The Bank of England will finally turn on the taps in its £80bn scheme to boost lending to credit-starved firms this week as rate-setters ponder more action to tackle the UK's double-dip recession.
From Wednesday – the first day of the Funding for Lending scheme on which the Government's hopes rest to revive the economy – banks will be able to swap loans and securities for ultra-safe Treasury bills, which they can swap in turn for cash to lend into the real economy.
The beginning of the 18-month initiative comes after shock official estimates revealed a 0.7 per cent slide for the economy between April and June – the worst quarter for three years.
Individual lenders will be allowed to draw down Treasury bills worth up to 5 per cent of their total stock of business and mortgage loans as of the end of June, for a knockdown fee of just 0.25 per cent. If their lending levels fall they are charged more for the loans, but those who have boosted lending will be able to draw additional funding at the cheap rates.
As of March, lenders had £265bn in loans and securities placed with the Bank able to be swapped for Treasury bills. The urgency of the credit problem was underlined by the Bank's latest trends in lending report, which showed a worrying £3bn fall in business loans over the most recent quarter.
The Bank of England's markets director Paul Fisher told MPs this month that nearly 100 banks and building societies had signed up to the scheme. Analysts have expressed doubts over its size and questioned the demand among nervous businesses, but Mr Fisher said: "Any sustained growth of lending would be much better than where we are now, particularly in a world where our assessment was that lending growth was more likely to fall than to go up."

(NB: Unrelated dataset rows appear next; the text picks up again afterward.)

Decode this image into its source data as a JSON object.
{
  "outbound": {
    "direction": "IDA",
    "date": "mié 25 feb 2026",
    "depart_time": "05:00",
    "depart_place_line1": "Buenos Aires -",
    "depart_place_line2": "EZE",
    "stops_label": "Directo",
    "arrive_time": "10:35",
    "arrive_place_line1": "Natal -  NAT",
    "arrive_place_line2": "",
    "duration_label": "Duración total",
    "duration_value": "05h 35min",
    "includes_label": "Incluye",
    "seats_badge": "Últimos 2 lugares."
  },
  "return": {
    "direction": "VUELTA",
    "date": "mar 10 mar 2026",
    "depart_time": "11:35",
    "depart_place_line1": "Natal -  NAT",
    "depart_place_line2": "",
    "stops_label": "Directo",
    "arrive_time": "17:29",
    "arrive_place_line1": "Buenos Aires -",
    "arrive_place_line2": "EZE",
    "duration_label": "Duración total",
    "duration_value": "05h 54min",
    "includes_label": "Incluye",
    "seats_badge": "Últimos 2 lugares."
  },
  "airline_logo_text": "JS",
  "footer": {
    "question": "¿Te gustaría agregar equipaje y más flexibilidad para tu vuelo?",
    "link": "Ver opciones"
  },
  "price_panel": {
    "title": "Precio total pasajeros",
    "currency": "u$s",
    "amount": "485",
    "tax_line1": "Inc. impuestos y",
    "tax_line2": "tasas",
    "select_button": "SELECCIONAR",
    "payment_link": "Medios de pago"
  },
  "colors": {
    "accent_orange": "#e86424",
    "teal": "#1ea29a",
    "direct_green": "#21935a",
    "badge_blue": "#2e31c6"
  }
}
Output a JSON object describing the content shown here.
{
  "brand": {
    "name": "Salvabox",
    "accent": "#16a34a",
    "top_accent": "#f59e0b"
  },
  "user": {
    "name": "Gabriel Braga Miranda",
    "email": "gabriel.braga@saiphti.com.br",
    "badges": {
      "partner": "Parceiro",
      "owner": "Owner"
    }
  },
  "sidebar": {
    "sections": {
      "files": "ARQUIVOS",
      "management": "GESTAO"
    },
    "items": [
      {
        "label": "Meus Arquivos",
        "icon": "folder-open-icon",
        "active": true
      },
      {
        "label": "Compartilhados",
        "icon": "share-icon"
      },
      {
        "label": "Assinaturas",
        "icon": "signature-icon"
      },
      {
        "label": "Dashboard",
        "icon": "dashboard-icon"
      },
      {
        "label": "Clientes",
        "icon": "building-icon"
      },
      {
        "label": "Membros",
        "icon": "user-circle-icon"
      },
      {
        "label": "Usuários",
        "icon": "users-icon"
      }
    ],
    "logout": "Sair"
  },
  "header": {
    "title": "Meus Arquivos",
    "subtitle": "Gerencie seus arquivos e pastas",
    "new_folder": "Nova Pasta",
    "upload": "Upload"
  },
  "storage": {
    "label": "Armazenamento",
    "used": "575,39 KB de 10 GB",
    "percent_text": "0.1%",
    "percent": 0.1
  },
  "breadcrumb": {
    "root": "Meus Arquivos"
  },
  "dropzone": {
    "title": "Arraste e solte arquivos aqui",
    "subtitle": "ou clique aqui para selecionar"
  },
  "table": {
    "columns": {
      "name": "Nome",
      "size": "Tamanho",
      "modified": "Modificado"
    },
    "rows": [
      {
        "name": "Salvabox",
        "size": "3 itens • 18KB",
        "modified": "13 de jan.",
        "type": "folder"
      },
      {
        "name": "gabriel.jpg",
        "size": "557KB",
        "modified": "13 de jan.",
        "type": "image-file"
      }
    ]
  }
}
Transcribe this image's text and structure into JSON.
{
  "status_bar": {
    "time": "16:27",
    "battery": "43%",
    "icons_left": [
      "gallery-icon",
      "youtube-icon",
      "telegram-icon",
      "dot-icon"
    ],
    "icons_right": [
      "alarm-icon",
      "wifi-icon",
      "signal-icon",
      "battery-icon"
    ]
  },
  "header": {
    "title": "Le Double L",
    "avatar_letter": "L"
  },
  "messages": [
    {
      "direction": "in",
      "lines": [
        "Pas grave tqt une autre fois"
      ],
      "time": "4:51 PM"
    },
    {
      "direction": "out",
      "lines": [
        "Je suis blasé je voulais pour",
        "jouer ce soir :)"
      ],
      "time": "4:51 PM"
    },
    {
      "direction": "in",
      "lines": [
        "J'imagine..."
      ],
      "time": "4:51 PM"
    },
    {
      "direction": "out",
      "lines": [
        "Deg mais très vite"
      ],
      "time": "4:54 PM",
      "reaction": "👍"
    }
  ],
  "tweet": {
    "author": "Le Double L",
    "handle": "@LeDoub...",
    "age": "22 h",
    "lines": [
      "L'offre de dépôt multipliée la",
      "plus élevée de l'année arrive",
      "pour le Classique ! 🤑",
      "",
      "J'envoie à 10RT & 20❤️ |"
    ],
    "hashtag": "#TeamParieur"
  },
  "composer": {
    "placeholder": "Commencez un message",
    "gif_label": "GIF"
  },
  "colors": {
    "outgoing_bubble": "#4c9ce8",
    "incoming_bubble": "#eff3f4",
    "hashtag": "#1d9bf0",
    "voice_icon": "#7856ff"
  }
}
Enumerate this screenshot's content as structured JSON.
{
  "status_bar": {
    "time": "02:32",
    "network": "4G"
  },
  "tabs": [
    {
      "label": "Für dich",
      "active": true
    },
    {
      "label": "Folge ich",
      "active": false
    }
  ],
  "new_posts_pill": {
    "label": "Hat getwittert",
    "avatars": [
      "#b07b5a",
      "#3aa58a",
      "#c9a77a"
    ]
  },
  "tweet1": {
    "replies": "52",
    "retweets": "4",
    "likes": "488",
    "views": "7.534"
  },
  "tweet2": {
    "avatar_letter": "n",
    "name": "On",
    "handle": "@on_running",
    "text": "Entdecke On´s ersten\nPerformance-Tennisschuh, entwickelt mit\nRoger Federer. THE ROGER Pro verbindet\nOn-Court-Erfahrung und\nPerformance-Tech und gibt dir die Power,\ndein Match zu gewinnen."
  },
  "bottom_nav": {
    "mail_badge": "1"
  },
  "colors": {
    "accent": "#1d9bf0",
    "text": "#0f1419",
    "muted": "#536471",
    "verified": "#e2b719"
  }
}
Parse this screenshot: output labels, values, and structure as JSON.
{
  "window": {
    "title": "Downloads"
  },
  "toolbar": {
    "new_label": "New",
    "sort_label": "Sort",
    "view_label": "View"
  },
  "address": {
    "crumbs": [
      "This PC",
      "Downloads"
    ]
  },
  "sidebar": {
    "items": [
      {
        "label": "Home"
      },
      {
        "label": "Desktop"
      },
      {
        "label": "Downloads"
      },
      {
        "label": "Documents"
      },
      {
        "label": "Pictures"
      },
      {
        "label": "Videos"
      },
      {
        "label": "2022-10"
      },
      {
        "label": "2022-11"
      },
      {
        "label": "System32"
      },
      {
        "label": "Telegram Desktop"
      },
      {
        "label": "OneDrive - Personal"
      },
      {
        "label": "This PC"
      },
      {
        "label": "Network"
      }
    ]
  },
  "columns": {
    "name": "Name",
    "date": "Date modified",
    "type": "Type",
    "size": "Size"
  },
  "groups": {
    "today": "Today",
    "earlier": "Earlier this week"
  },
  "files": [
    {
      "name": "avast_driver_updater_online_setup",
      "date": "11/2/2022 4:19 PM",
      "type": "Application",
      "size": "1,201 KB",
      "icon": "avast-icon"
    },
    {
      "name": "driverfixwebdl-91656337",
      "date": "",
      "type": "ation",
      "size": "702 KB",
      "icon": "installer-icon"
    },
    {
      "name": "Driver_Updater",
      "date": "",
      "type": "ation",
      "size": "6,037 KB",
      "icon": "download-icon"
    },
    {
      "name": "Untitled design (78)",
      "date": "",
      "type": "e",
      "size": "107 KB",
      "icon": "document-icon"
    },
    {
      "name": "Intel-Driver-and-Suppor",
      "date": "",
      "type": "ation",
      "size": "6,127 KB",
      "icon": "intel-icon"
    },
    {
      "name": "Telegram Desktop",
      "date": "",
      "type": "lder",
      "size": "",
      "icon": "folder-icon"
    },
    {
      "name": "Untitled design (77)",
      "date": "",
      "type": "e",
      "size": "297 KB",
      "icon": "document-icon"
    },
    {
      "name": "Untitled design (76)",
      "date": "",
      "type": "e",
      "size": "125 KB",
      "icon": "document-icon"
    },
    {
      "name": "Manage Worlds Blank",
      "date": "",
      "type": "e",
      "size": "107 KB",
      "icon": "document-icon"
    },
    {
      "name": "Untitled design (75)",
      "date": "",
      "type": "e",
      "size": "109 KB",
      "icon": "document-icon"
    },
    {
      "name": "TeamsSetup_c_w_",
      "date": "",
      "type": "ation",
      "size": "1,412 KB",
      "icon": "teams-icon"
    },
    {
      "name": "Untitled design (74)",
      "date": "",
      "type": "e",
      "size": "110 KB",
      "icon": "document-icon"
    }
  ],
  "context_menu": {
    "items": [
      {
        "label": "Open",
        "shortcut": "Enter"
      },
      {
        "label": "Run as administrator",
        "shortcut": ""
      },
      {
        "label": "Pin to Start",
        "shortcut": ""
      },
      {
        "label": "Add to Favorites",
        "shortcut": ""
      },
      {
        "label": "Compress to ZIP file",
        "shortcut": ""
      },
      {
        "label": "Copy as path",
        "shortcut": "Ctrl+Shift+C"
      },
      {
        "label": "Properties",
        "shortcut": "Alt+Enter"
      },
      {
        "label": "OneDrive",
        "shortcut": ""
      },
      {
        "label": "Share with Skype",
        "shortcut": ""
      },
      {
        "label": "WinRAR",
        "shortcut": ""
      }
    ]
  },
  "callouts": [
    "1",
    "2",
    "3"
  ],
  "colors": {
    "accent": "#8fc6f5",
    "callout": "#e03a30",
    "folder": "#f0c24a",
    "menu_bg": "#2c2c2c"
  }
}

The Bank has also handed out £9.2bn in cheap six-month funding to banks in two auctions via its so-called Extended Collateral Term Repo facility, announced alongside Funding for Lending in June.
Its monetary policy committee is expected to hold fire on more money-printing on Thursday after voting for an extra £50bn in quantitative easing at the beginning of the month. Barring another euro flare-up, more QE is unlikely until the autumn, although members may again debate cutting rates below the current all-time of low 0.5 per cent.
IHS Global Insight's Howard Archer said: "The MPC will likely want to see what impact Funding for Lending is having before considering further QE."